-------- Record extracts --------

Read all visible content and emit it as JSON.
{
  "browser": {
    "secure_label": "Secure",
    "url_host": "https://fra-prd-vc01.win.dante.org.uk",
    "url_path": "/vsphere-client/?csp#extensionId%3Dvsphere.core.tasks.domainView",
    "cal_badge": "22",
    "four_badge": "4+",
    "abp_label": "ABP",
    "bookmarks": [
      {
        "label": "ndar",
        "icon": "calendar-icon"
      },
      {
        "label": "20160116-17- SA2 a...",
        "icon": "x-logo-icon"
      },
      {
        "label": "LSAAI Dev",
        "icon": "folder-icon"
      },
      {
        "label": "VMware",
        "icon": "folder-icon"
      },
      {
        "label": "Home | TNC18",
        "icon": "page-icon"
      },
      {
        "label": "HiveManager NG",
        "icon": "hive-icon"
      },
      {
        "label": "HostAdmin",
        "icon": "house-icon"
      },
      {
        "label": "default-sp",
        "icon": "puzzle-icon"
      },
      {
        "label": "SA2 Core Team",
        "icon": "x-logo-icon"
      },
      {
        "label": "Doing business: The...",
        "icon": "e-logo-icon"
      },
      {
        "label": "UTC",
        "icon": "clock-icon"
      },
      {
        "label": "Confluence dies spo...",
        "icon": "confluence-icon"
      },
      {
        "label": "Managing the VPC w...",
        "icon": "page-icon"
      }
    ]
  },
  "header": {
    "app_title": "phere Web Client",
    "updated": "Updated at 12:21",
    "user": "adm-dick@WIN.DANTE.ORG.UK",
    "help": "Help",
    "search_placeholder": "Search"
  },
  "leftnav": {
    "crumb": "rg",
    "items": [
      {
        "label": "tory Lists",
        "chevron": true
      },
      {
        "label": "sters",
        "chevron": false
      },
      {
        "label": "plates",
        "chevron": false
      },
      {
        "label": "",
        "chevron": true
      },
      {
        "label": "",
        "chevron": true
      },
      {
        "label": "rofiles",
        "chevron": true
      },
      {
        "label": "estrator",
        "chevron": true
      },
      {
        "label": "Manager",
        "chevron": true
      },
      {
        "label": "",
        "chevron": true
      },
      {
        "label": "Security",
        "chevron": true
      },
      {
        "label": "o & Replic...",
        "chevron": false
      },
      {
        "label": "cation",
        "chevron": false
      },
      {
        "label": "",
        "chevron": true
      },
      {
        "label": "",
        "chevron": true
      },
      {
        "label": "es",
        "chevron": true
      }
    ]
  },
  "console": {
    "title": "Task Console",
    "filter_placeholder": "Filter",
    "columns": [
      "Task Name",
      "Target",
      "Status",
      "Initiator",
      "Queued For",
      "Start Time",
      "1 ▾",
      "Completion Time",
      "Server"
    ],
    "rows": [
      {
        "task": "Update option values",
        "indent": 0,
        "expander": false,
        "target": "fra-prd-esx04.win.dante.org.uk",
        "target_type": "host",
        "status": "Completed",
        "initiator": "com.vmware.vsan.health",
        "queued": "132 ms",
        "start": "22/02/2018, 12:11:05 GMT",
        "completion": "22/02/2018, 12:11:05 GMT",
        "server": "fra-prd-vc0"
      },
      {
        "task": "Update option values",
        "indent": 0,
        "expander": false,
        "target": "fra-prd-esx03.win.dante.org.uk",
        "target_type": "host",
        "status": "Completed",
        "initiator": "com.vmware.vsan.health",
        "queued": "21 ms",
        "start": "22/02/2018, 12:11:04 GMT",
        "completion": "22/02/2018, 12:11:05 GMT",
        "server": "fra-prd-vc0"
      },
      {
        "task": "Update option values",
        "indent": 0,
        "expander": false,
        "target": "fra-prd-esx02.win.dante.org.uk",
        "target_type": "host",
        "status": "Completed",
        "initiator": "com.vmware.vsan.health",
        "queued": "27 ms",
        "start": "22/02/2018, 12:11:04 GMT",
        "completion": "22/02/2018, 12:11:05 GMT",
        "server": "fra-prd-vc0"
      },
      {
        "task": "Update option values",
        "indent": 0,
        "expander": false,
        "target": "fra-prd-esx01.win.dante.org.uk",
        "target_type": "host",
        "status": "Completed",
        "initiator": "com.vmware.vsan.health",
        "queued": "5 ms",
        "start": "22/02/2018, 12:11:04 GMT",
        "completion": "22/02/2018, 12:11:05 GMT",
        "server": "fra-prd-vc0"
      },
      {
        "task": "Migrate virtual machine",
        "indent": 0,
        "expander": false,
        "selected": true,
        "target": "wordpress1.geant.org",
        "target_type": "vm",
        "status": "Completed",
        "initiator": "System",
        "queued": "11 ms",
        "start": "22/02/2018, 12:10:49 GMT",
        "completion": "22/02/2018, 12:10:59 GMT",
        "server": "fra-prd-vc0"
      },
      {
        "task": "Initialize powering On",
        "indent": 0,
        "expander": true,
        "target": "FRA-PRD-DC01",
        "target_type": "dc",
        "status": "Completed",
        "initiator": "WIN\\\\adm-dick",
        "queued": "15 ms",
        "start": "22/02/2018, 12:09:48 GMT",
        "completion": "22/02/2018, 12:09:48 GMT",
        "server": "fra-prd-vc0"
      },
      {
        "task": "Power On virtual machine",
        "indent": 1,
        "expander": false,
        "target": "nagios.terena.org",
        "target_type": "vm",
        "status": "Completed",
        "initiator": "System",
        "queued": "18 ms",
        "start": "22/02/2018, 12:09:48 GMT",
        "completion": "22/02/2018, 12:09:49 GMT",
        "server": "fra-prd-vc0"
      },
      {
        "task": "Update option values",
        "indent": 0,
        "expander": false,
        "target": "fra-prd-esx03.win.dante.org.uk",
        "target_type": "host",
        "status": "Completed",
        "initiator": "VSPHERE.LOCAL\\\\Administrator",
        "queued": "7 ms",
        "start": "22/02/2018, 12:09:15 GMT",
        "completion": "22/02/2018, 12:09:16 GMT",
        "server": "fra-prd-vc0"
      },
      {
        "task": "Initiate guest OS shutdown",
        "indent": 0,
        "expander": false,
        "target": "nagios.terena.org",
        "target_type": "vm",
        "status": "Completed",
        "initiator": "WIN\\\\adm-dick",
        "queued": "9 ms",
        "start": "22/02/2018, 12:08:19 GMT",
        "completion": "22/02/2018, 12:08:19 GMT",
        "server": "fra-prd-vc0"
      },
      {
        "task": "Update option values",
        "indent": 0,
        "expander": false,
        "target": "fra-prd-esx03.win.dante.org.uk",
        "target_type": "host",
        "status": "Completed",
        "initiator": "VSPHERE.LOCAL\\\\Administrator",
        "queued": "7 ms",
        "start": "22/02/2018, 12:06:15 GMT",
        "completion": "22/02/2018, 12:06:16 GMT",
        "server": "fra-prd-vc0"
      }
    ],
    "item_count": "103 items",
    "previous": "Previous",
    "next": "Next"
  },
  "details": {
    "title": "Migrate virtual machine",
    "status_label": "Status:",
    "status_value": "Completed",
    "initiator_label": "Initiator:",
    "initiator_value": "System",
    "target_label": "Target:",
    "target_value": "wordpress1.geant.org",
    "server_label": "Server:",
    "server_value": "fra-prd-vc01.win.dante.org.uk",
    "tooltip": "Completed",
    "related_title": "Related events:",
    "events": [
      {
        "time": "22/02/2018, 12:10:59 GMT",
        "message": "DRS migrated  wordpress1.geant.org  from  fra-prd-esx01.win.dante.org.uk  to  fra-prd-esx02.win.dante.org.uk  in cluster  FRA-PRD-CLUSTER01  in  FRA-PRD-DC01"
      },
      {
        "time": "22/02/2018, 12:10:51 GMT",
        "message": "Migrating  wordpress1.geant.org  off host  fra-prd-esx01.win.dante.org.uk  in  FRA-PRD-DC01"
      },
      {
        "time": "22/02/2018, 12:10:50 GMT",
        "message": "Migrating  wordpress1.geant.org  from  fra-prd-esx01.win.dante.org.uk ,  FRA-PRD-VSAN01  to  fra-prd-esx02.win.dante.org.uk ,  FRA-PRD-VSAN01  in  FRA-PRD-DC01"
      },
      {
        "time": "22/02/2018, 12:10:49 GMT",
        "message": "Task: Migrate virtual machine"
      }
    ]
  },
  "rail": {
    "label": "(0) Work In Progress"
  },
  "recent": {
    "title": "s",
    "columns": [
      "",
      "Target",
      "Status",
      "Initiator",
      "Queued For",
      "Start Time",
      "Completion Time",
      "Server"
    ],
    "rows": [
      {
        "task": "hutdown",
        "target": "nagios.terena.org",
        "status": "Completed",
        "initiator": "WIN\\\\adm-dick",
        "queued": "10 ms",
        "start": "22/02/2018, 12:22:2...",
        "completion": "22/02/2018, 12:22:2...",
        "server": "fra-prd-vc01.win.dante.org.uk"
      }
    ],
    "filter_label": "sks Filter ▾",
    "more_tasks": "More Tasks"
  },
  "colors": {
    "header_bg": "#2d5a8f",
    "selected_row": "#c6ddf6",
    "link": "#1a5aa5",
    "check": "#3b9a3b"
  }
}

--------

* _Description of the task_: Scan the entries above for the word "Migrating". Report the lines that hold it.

* _Result of this task_:
        "message": "Migrating  wordpress1.geant.org  off host  fra-prd-esx01.win.dante.org.uk  in  FRA-PRD-DC01"
        "message": "Migrating  wordpress1.geant.org  from  fra-prd-esx01.win.dante.org.uk ,  FRA-PRD-VSAN01  to  fra-prd-esx02.win.dante.org.uk ,  FRA-PRD-VSAN01  in  FRA-PRD-DC01"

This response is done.